● WORK INSTRUCTION:
In the entries below, find each line bearing the string "testDao" and copy it.

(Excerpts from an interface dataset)
==============================

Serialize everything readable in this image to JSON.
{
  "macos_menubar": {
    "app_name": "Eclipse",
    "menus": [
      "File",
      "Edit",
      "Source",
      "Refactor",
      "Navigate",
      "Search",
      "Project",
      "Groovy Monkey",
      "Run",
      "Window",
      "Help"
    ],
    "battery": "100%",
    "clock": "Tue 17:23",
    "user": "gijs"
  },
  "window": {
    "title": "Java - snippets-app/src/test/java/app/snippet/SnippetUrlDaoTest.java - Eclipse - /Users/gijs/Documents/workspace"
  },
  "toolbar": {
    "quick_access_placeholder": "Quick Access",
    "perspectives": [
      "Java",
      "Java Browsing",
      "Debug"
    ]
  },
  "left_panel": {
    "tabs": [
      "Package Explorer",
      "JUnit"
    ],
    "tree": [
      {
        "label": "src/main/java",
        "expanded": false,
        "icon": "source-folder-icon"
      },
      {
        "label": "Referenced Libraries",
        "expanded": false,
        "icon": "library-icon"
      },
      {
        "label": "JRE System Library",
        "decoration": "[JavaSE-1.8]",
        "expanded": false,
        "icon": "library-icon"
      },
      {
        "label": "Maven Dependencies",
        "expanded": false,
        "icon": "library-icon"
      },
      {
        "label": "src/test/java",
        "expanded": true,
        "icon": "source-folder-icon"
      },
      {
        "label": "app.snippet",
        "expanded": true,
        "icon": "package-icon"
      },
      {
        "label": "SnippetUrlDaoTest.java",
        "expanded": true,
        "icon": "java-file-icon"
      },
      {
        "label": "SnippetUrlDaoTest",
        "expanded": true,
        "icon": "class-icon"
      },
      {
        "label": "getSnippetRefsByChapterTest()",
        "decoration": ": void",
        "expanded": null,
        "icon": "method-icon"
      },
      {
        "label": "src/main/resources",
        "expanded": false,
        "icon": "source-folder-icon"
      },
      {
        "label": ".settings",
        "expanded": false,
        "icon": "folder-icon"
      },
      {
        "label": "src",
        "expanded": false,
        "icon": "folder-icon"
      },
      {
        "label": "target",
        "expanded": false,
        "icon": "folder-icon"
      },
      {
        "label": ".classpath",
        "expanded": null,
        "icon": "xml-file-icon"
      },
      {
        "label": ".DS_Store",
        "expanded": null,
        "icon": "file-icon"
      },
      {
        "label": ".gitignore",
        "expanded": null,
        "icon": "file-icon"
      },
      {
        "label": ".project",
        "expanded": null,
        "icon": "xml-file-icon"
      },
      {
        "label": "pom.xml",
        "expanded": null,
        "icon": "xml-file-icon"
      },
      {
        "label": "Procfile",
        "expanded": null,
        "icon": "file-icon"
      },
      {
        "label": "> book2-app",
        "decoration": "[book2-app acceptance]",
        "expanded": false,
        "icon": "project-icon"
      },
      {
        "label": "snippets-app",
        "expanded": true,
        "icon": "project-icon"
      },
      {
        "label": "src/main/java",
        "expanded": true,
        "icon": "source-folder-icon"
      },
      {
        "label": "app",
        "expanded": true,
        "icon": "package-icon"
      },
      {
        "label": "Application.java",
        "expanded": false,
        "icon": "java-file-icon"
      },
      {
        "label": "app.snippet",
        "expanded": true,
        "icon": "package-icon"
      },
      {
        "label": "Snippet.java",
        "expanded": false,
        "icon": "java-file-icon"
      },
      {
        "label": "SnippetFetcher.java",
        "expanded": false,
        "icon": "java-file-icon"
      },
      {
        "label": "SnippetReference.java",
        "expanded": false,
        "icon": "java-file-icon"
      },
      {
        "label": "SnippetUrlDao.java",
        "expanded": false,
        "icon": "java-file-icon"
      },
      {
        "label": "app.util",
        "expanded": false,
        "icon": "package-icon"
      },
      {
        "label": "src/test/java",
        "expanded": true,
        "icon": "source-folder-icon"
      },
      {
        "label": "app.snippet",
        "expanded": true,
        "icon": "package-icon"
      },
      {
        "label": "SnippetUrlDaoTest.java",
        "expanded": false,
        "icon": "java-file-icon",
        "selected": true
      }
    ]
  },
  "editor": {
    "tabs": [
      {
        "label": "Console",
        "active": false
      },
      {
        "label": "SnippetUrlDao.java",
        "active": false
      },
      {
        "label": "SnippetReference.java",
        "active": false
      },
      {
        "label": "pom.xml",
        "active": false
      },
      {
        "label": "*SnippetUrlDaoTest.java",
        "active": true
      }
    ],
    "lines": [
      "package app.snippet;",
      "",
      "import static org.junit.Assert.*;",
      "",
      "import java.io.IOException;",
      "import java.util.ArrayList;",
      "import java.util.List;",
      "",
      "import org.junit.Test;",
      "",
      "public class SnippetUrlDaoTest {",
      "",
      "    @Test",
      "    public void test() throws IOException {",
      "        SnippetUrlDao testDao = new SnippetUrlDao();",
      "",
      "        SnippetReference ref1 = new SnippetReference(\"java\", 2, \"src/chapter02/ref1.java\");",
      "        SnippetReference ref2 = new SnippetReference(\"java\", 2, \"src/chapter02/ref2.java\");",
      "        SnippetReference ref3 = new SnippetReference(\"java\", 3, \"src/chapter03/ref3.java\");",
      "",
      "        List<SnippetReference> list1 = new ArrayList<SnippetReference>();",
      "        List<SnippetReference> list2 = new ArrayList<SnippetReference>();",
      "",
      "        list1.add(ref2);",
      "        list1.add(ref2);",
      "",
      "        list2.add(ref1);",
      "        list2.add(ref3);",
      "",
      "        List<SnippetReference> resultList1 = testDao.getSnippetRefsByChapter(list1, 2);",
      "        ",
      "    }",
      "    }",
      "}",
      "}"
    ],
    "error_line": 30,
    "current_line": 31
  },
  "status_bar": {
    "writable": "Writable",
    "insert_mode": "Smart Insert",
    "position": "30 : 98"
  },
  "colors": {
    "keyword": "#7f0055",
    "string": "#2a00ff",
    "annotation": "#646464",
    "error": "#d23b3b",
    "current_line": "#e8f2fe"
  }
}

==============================

● EXERCISE SOLUTION:
      "        SnippetUrlDao testDao = new SnippetUrlDao();",
      "        List<SnippetReference> resultList1 = testDao.getSnippetRefsByChapter(list1, 2);",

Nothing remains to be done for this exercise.